### [What needs to be done]
Go through the data and copy each line where the string "rápido" appears.

[Data records]
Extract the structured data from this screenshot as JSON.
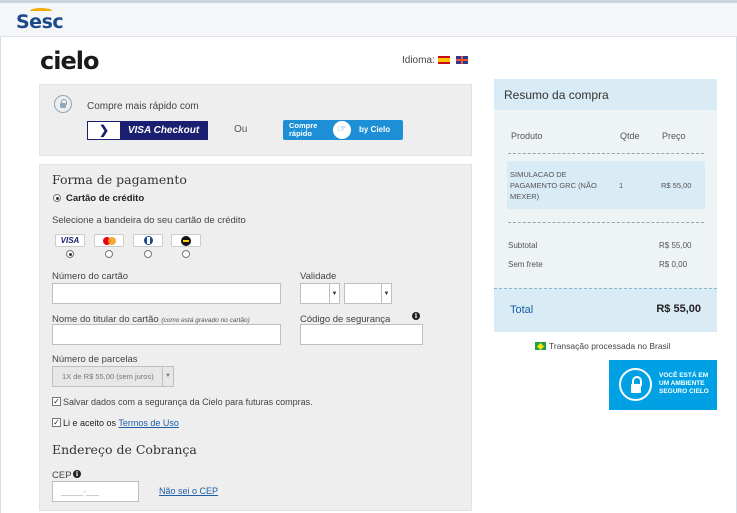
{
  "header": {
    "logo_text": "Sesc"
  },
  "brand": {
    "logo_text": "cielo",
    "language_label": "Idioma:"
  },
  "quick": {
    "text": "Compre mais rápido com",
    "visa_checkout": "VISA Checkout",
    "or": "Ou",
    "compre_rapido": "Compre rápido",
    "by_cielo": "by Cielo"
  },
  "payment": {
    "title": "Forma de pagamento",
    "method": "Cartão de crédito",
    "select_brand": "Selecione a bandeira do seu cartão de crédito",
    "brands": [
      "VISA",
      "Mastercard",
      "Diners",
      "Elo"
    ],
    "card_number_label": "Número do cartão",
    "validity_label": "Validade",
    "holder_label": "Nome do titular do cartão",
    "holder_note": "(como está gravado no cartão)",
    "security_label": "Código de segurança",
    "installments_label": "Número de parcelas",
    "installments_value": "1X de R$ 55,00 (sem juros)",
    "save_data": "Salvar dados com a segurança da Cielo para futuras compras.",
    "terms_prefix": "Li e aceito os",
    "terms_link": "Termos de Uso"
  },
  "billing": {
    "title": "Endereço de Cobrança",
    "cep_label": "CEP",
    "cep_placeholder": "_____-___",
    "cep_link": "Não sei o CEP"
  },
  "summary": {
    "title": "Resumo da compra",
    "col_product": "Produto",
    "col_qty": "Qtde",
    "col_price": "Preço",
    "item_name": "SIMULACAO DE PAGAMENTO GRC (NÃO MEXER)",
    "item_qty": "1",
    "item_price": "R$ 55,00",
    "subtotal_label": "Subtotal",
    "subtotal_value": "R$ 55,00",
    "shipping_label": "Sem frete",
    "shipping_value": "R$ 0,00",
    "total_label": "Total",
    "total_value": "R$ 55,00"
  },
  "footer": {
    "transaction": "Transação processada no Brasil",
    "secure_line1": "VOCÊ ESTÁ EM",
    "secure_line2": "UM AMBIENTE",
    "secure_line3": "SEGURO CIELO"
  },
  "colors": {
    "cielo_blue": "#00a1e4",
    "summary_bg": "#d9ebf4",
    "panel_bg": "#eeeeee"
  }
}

### [Written solution]
    "text": "Compre mais rápido com",
    "compre_rapido": "Compre rápido",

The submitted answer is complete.